I did not use my baby sister's shampoo and now my eyes are burning.  I am a stupid kid.  I splash water in my eyes; water with more bubbles in it.  My eyes are burning more and I am splashing lots of water.  My mom hears me.

She walks into the bathroom and sees me.  I have made her mad.  She kneels down next to the bathtub and I tell her what is wrong.  She is going to help me.  She leans me back to get the soap away from my eyes.

My head is underwater.  Soapy water rushes into my mouth and nose.  My eyes burn less but I am scared.  Even underwater, I can hear my mother's muffled screams. 
Rotten... miserable... stupid... hateful... ugly... wish you were dead... child.
I try to sit up and I cannot.  Her mommy hands are on my chest.  I lurch forward again and this time I steal a breath.  I can see in color again.

Dead... dead... dead...!
She screams louder and louder.  Color becomes black and white and screams are muffled once again.  I feel my body move with the water and there is peace.  I do not struggle.  I rest.  I relax.

I feel relief.  All I hear is the water and it is a peaceful sound.  Relief means that the pain will stop.  Relief means that I am no longer bad.  Relief is murky bathwater pouring in.  Relief envelops me.  Relief means that my teacher will miss me at school.

My mouth is open and fresh air is invading into my lungs.  The water is cold and the bubbles are gone.  My mother is sobbing in the corner of the bathroom.  My eyes no longer burn.  I shiver but I dare not move.  I feel cold but I feel so much more.

I am alive and I feel despair.

Sunday, November 29, 2009


There are times where beauty surrounds us.  And there are more times where there is little beauty to be found.  I grew up in a cold, dark, and ugly museum.  Those who know me and know even a snippet of my past seem surprised that I grew up in a wealthy family.  For some reason, abuse is often perceived as a lower class problem.  Child Protective Services visited my family on a few occasions and they were met with a facade of beauty. 

Abuse could not be happening here... not in such a beautiful home... not with such a beautiful family.

Bullshit.  It was happening and I believe that our money made it worse.  There was a perception of beauty; a deceitful view.  Beauty really is skin deep.

There is false beauty and there is true beauty.  True beauty is hard fought.  It is foraged from ruins; from devastation.  When beauty does not surround you, you become creative.  You are forced to.  Some of the most gifted and creative people came from despaired lives.  They were forced to become creative; a compensation to survive.

I have a hidden talent.  I am creative.  People are always surprised when they find this out.  See, I am logical and analytical.  So much so that I solve math problems for fun.  Yeah, I know.  But I have a whole other side to me; a side that draws, sews, quilts, crochets, etc.

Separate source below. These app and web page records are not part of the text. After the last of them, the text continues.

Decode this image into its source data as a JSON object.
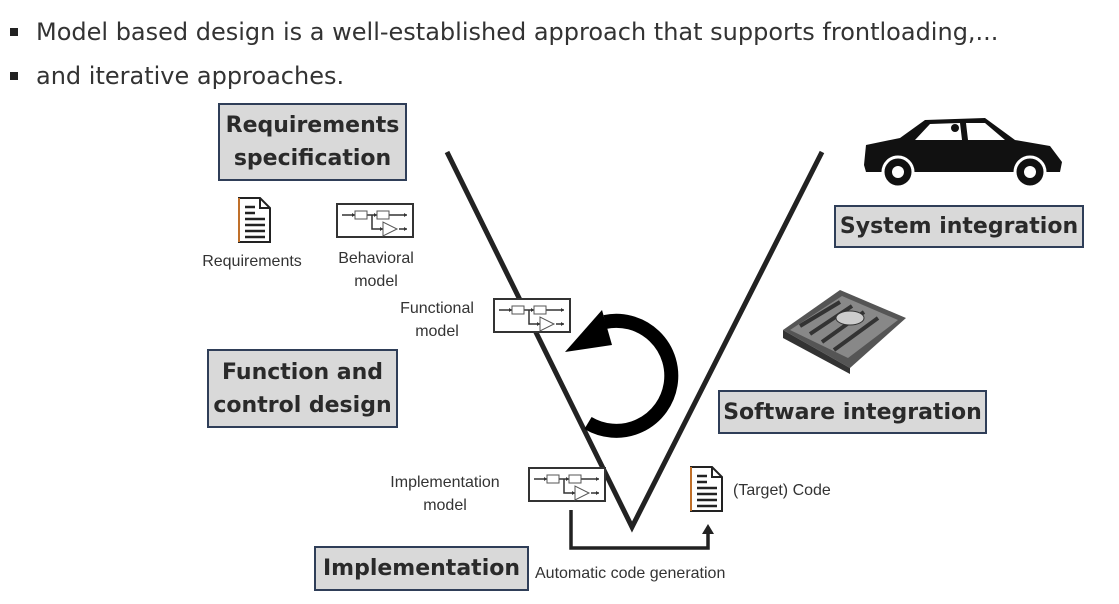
{
  "bullets": [
    "Model based design is a well-established approach that supports frontloading,...",
    "and iterative approaches."
  ],
  "stages": {
    "requirements": "Requirements specification",
    "function": "Function and control design",
    "implementation": "Implementation",
    "system": "System integration",
    "software": "Software integration"
  },
  "labels": {
    "requirements": "Requirements",
    "behavioral": "Behavioral model",
    "functional": "Functional model",
    "implementation_model": "Implementation model",
    "target_code": "(Target) Code",
    "code_gen": "Automatic code generation"
  },
  "icons": [
    "document-icon",
    "block-diagram-icon",
    "car-icon",
    "ecu-icon",
    "cycle-arrow-icon"
  ],
  "colors": {
    "box_fill": "#d9d9d9",
    "box_border": "#2f3e58",
    "doc_accent": "#c0702a"
  }
}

I discovered my love for quilting a few years ago.  There is something fascinating and soothing in taking fabric, cutting it into pieces, piecing a quilt top, quilting it, and then making something useful out of previously cut apart fabric.  I create my own beauty.  I have had to do this my entire life; previously out of necessity and now because I love it. 

Much like a quilt, I have been cut to pieces.  I will never be the original fabric I was created to be.  But now I have the chance to piece my life into something beautiful and useful.  It is an amazing opportunity.  Quilting is a painful process; needle pricks, calluses, and punching through multiple layers make the process hard.  It takes patience.  And love.  The thread pulls and holds everything together and what else could that be other than love?  My thread is those in my life who love me, contribute, stabilize, encourage, inspire, and create a beautiful and intricate quilting design. 

I could not do this without my thread.